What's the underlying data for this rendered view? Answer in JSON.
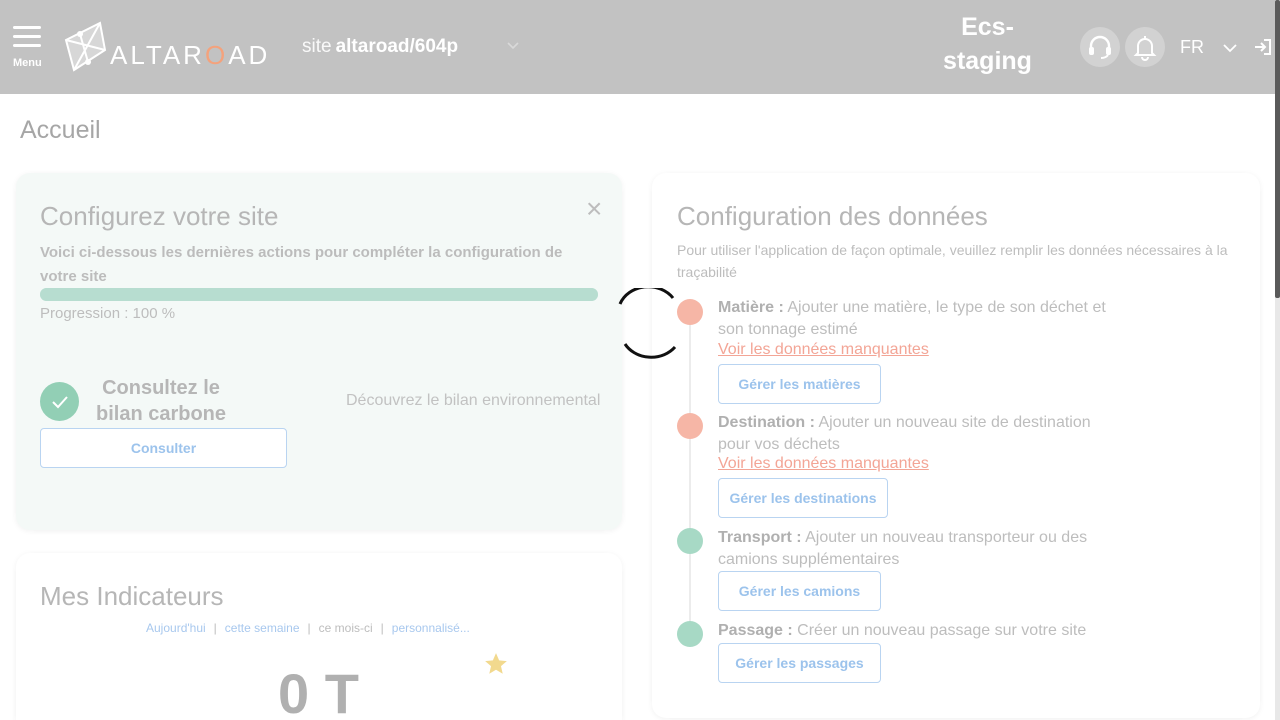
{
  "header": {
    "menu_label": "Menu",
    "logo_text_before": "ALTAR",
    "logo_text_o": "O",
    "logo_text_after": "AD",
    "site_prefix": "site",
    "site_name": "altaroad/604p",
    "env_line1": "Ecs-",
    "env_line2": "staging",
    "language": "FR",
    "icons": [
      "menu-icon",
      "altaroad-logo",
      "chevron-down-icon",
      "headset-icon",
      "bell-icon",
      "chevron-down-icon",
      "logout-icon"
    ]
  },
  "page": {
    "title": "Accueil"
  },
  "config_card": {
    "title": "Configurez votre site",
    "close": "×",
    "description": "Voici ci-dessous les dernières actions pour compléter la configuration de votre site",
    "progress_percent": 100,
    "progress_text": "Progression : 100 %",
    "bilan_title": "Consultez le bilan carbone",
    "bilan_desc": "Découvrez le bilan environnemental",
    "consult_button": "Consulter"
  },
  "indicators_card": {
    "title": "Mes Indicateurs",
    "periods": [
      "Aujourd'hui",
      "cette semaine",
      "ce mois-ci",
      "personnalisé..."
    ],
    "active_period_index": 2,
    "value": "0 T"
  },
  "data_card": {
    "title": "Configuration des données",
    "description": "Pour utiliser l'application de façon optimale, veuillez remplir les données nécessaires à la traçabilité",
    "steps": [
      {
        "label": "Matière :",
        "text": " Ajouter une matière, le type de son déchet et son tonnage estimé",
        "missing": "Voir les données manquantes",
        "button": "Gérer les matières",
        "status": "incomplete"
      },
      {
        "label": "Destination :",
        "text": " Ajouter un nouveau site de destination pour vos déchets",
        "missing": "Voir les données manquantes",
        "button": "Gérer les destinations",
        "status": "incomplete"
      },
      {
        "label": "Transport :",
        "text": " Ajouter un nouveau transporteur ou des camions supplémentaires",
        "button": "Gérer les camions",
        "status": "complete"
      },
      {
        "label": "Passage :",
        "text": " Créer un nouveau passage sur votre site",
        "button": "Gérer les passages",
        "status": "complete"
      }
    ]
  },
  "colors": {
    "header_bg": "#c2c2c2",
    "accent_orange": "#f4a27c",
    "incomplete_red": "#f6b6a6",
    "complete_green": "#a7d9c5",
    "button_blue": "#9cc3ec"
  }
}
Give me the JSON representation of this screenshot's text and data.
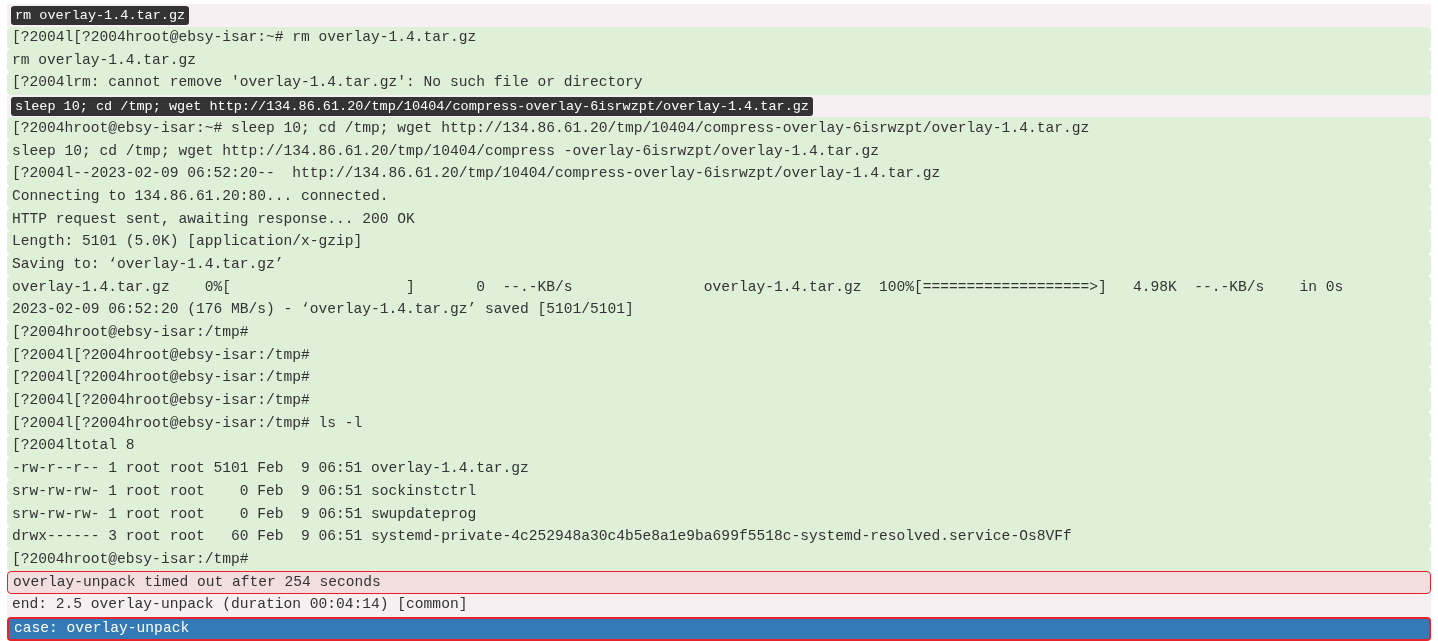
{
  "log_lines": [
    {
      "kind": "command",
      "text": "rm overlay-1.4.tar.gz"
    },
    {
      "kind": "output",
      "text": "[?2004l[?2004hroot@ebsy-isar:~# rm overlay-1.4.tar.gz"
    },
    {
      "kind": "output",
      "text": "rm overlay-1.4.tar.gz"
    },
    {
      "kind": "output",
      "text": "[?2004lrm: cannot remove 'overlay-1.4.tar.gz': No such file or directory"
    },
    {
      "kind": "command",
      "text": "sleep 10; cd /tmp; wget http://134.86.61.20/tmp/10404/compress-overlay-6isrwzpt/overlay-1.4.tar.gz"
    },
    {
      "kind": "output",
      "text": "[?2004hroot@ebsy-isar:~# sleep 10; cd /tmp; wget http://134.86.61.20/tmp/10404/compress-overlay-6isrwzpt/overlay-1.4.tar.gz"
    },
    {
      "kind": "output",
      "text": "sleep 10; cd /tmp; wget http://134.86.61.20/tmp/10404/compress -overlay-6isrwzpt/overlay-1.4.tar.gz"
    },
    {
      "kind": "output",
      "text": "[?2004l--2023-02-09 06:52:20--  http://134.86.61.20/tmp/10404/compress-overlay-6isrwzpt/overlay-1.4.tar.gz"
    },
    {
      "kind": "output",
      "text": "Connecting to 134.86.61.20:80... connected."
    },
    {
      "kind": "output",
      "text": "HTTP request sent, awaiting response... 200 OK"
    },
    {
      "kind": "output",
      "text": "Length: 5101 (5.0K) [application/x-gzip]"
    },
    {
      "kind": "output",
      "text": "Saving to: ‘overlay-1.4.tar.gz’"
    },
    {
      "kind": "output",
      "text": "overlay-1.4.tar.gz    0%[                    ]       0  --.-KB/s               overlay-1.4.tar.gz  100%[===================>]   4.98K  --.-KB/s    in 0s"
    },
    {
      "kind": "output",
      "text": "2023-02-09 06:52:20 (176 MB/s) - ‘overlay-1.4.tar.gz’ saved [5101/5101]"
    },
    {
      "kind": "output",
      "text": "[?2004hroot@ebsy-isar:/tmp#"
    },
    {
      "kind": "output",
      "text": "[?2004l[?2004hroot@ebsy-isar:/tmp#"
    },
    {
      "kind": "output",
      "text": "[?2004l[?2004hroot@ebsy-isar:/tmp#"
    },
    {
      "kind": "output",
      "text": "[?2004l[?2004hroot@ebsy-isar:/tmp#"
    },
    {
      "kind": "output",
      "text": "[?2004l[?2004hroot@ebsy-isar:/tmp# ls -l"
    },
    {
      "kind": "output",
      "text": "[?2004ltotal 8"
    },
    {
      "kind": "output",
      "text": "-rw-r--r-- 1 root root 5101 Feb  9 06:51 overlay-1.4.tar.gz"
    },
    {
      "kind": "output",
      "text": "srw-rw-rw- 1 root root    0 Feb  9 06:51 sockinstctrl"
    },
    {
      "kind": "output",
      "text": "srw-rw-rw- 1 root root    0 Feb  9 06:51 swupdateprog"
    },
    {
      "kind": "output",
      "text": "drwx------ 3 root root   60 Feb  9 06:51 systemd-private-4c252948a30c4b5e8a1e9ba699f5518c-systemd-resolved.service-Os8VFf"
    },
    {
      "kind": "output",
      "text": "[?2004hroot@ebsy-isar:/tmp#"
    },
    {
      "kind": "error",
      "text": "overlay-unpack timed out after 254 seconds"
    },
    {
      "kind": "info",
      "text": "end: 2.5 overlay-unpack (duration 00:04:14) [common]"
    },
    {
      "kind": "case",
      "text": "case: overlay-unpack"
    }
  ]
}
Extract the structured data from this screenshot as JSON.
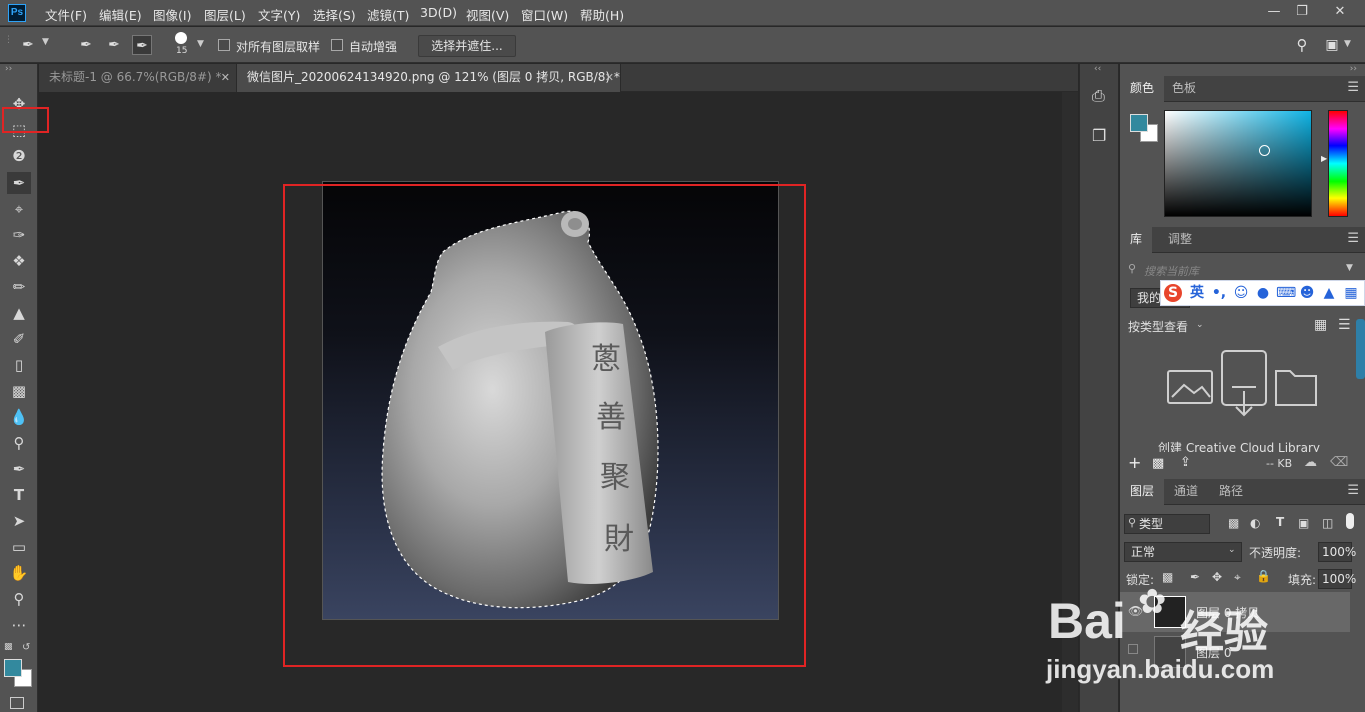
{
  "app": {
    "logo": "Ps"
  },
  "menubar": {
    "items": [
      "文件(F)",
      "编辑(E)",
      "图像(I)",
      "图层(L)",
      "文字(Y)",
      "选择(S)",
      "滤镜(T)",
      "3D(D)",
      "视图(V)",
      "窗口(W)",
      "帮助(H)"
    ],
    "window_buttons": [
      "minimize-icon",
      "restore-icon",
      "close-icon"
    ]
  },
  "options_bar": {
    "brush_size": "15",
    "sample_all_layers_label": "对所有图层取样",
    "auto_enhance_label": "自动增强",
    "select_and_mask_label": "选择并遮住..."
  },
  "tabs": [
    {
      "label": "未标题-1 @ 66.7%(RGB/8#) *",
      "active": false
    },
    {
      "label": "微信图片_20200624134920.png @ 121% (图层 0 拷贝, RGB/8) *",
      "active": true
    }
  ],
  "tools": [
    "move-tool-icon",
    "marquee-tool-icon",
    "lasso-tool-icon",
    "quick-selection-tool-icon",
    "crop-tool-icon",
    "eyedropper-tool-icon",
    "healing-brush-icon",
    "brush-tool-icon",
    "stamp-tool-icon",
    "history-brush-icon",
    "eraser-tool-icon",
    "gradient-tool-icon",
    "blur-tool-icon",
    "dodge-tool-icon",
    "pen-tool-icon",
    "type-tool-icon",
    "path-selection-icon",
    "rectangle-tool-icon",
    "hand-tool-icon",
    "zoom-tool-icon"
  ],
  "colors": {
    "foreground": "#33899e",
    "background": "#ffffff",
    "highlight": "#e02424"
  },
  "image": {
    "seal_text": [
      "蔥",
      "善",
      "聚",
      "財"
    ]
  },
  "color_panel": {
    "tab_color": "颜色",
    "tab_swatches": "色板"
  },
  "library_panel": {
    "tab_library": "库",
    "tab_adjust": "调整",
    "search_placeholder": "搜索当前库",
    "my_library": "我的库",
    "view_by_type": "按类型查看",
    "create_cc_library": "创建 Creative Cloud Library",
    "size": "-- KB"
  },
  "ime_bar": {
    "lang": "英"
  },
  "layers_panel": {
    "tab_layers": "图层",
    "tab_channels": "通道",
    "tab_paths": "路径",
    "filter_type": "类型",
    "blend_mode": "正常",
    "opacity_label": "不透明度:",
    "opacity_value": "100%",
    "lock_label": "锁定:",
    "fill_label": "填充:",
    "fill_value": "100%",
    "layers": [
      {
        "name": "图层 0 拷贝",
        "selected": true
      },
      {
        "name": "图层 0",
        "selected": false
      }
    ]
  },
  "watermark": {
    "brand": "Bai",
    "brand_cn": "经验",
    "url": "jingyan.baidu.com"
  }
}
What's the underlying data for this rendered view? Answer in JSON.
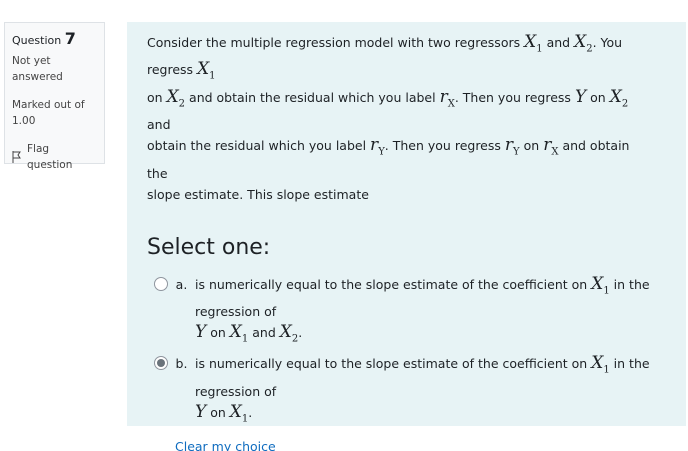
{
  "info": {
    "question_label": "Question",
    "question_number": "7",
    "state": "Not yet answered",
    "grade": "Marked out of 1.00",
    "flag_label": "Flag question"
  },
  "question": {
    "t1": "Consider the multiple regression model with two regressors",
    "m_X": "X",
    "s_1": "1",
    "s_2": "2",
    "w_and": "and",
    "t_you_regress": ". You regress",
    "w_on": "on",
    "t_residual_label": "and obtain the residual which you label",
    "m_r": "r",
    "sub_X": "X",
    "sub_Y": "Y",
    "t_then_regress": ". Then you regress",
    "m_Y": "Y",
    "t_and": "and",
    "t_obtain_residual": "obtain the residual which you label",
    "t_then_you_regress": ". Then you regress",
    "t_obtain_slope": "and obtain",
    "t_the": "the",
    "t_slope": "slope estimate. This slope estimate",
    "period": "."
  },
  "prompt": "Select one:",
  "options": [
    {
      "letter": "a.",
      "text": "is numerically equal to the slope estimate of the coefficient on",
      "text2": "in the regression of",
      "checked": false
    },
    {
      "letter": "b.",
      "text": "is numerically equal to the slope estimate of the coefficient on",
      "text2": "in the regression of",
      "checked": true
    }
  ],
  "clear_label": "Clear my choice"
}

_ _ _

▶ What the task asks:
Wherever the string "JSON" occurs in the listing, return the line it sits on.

▶ Exercise result:
What's the underlying data for this rendered view? Answer in JSON.
Give me the JSON representation of this screenshot's text and data.
Extract the structured data from this screenshot as JSON.
What's the underlying data for this rendered view? Answer in JSON.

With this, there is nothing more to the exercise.